Mills said the issue won’t just go away, pointing to reports late in the trial that Trump attempted to enlist former national security adviser John Bolton in his efforts to pressure Ukraine to announce investigations into Joe Biden and his son Hunter. Trump denied wrongdoing, though as the trial drew to a close, a growing number of Republicans said he acted inappropriately — even if those actions didn’t rise to the level of warranting his removal.
“There will be more, and there will be more, and there will be more,” Mills said. “The electorate will gradually, like a dripping faucet, hear the truth about Donald Trump.”
And with Trump sure to claim exoneration, Democrats may get angrier. “They’ll feel like they’ve lost. Trump, being Trump, will spike the football,” said former Rep. Charlie Dent, a moderate Republican and Trump critic who represented the Lehigh Valley before retiring in 2018. “And that could motivate the Democratic base.”
Rep. Mary Gay Scanlon, a Delaware County Democrat who helped draft the articles of impeachment against Trump from her seat on the House Judiciary Committee, was hopeful the outcome will mobilize voters in the Philadelphia suburbs.
“Seeing the truth was not enough to sway the Senate, I think everyone has to do a little bit more,” Scanlon said last week as she gathered signatures to get on the ballot for reelection. “The Pennsylvania collar counties and soccer moms in those collar counties are the vote that has to turn out.”
About 250 miles to the west, Jackie Kulback, chairwoman of the Cambria County Republican Party, predicted Trump’s acquittal would juice GOP turnout. Impeachment already motivated her in-laws to switch their party registration, she said.
On Friday, Kulback said, as the impeachment trial was winding down, she accompanied her mother- and father-in law, both in their late 80s, to the county clerk’s office, where they changed their voter registration from Democrat to Republican.
“Never in my life did I think they would switch parties,” Kulback said of her in-laws, who voted for Trump but held on to their Democratic affiliation. Her father-in-law was a lifelong union steelworker in Johnstown, the kind of traditionally Democratic voter Trump captured in 2016. “The impeachment really put them over the top. That was the catalyst for them,” Kulback said.
Voters interviewed last week were at least united in their frustration.
“It has just been a sham,” said Katherine Conroy, a graphic designer from Berwyn and a Democrat. “The fact that they didn’t have any documents or witnesses just made it a foregone conclusion and really bad for democracy.”
Conroy, 49, said she was always going to vote for a Democrat in November. But the trial made her want to get more involved.
“I watched basically as much as I could stand without getting too discouraged,” Conroy said. “It got so depressing and horrible. I feel like the Republican senators acted very cowardly.”
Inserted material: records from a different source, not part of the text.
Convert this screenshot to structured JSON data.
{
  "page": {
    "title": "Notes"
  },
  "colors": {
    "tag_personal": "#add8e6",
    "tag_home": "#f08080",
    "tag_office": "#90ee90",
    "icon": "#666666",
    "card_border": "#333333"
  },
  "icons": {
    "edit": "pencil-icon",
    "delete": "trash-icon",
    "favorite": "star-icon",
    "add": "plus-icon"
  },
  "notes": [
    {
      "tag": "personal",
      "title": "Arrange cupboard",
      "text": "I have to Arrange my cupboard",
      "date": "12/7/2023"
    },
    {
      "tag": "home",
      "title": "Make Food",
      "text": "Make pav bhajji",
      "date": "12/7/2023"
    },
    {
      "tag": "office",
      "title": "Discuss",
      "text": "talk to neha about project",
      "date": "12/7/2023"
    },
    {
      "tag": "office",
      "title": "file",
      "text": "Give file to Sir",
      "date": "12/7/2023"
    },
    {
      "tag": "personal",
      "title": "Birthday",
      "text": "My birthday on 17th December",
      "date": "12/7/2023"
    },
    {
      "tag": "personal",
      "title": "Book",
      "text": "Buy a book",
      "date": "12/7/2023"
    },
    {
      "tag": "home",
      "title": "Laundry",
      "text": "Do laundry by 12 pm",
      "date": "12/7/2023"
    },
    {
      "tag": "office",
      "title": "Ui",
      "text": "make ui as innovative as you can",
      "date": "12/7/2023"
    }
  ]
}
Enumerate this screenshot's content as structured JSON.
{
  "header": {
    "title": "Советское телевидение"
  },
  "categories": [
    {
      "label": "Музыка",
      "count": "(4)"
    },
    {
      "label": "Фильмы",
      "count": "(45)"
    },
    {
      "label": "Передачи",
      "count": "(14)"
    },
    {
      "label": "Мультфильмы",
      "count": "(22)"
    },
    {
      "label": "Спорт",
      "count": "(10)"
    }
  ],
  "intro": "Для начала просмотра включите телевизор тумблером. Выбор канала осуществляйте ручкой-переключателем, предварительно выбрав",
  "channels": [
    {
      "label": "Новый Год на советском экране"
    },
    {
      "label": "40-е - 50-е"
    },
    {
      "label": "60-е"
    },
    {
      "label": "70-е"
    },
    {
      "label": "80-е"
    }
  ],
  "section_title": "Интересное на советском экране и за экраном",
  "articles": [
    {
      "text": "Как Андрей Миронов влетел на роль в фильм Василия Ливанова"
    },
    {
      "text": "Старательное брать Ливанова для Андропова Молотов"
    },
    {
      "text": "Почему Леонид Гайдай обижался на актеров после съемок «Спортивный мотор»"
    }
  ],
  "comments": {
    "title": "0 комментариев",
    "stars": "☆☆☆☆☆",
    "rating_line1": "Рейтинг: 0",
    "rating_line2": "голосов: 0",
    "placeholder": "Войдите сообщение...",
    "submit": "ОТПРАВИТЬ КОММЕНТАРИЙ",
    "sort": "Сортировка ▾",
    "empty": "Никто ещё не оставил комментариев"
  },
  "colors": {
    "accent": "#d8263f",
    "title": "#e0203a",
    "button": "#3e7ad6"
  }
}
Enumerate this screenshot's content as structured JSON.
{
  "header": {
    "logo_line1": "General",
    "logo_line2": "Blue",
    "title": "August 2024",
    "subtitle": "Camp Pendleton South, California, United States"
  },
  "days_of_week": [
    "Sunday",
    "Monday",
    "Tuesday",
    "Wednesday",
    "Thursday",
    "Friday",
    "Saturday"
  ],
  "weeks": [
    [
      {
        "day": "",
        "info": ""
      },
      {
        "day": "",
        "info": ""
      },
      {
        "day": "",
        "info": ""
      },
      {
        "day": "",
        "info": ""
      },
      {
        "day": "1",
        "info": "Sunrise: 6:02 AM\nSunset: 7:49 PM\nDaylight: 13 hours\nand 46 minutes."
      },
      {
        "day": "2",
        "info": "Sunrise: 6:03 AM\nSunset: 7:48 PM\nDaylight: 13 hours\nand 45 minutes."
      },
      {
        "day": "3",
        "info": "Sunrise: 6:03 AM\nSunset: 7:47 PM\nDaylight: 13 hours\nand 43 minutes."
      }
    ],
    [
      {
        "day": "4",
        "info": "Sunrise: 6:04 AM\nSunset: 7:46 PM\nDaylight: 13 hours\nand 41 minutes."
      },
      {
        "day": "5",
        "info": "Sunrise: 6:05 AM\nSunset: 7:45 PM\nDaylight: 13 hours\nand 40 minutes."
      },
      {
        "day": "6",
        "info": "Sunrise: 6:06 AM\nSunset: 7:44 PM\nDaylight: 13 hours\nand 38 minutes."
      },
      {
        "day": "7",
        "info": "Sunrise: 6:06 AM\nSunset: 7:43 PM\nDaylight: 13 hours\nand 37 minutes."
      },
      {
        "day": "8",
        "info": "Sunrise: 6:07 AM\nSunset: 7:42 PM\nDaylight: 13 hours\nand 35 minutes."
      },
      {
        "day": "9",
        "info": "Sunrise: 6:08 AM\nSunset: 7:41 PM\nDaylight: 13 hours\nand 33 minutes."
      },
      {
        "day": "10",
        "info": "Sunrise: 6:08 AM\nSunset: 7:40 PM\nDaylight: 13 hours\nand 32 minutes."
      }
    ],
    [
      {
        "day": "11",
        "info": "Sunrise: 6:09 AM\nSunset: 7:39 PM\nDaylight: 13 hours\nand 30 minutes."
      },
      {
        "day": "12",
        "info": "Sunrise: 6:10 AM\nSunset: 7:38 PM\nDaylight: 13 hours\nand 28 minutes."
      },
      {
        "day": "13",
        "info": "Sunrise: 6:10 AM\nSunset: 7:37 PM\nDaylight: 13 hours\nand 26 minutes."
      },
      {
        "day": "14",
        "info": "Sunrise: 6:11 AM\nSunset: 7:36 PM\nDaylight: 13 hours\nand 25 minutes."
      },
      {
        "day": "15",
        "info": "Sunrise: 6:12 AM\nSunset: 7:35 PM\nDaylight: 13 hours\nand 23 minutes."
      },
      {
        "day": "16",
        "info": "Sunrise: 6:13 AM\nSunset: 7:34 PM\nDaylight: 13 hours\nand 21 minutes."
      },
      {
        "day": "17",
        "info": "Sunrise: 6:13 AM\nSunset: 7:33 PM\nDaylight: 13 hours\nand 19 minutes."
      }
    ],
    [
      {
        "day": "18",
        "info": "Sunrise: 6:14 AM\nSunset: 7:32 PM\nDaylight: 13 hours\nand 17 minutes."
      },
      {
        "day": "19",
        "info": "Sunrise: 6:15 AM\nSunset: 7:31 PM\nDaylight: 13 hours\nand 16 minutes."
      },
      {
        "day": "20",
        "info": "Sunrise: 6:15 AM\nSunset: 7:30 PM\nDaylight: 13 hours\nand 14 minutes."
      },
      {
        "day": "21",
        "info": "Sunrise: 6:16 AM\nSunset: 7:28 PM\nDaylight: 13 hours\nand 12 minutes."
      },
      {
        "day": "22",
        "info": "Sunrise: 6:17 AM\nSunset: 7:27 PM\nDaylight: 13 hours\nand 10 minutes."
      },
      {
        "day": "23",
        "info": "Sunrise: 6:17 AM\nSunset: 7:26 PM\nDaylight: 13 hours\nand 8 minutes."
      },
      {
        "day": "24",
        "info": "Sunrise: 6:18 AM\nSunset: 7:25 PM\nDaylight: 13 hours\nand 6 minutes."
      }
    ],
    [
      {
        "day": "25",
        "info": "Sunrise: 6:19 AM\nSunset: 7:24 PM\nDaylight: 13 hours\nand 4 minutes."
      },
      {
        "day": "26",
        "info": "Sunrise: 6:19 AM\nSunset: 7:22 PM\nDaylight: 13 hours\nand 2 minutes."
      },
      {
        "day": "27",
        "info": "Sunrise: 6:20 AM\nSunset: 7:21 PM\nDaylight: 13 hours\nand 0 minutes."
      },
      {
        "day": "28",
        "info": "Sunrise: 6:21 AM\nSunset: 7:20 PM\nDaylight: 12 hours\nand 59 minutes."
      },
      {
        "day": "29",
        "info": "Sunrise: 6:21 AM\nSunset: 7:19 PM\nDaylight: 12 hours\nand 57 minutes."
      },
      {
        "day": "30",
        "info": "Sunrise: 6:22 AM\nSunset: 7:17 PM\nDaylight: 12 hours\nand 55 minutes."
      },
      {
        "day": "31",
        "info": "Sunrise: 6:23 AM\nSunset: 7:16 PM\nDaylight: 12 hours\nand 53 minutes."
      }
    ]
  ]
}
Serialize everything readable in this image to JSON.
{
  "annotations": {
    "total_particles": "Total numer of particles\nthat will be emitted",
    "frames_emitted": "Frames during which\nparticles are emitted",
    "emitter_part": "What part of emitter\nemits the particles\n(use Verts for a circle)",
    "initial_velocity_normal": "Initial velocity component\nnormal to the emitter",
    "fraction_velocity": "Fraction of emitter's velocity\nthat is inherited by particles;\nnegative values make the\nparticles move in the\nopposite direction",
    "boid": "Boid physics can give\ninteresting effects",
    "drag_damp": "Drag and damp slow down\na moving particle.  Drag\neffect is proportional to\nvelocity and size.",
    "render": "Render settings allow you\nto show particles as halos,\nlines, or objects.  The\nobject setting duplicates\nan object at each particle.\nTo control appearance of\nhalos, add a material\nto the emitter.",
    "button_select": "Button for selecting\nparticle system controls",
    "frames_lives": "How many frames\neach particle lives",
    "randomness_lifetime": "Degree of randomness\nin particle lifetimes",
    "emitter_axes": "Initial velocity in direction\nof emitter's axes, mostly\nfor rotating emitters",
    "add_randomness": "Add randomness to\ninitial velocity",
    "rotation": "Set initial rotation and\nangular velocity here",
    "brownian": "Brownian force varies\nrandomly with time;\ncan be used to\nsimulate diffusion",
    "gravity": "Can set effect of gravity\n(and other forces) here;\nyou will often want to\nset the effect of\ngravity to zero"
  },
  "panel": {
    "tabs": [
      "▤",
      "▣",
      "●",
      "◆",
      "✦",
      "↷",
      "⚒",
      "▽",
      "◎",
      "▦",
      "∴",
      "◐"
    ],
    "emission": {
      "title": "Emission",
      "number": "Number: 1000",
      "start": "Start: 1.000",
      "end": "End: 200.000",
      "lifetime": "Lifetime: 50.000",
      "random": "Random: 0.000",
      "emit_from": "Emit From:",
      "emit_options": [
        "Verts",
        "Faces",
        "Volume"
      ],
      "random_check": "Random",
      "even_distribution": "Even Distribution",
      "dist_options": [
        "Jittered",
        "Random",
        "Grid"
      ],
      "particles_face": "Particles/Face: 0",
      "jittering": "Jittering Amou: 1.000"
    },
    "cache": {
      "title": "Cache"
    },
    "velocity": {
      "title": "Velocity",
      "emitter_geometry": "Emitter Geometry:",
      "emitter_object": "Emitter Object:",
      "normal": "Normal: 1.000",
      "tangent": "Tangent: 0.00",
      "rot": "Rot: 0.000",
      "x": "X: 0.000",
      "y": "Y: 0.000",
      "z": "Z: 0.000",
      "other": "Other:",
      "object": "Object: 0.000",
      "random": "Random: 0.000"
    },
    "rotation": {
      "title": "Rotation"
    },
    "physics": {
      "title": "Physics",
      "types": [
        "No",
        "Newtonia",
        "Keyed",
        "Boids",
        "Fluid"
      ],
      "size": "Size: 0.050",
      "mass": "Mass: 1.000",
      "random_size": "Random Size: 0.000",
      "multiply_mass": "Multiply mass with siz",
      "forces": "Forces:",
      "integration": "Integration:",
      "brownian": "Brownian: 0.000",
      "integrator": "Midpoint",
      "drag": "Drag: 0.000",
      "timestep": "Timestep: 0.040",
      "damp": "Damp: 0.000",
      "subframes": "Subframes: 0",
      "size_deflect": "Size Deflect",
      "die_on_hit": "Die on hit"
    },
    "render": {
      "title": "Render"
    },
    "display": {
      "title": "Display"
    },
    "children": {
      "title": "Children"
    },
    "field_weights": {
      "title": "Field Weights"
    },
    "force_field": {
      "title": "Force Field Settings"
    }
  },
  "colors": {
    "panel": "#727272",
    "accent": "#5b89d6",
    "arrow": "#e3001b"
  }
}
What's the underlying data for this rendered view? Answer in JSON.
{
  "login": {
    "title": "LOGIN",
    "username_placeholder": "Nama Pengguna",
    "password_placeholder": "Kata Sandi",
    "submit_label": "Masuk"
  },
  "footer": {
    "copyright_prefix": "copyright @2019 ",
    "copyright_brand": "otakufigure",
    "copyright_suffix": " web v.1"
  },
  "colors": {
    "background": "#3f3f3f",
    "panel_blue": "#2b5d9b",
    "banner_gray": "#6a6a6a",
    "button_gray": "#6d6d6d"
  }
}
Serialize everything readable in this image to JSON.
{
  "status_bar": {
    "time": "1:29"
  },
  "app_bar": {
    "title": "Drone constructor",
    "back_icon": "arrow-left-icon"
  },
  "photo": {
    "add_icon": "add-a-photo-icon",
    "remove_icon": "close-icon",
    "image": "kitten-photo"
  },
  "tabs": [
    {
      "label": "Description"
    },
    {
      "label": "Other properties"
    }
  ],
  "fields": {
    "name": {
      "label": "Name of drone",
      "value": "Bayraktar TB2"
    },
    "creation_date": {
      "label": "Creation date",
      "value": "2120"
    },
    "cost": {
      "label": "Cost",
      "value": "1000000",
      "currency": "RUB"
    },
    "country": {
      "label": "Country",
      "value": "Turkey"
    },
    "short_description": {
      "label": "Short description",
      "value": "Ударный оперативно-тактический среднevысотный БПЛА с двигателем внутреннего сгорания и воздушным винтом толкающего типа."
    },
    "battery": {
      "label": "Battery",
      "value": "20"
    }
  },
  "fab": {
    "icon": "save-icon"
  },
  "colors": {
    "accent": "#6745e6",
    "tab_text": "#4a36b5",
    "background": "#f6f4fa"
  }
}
Dwayne Mort, a Republican who lives near Gettysburg, also dismissed the trial, but for a different reason. He thought Trump never should have been impeached in the first place.
“It’s total B.S.,” said Mort, a project manager for a glass company, “and it’s just bolstering his base.”
Mort voted for Trump in 2016 and said he’s seen an increase in pay since then. “For me, this election, it’s basically about getting him reelected and continuing his policies," he said. "The impeachment circus was never going to change any of that.”
Not everyone had strong feelings. One voter who came across Scanlon as she was hunting for signatures gave an almost Trumpian appraisal of the moment.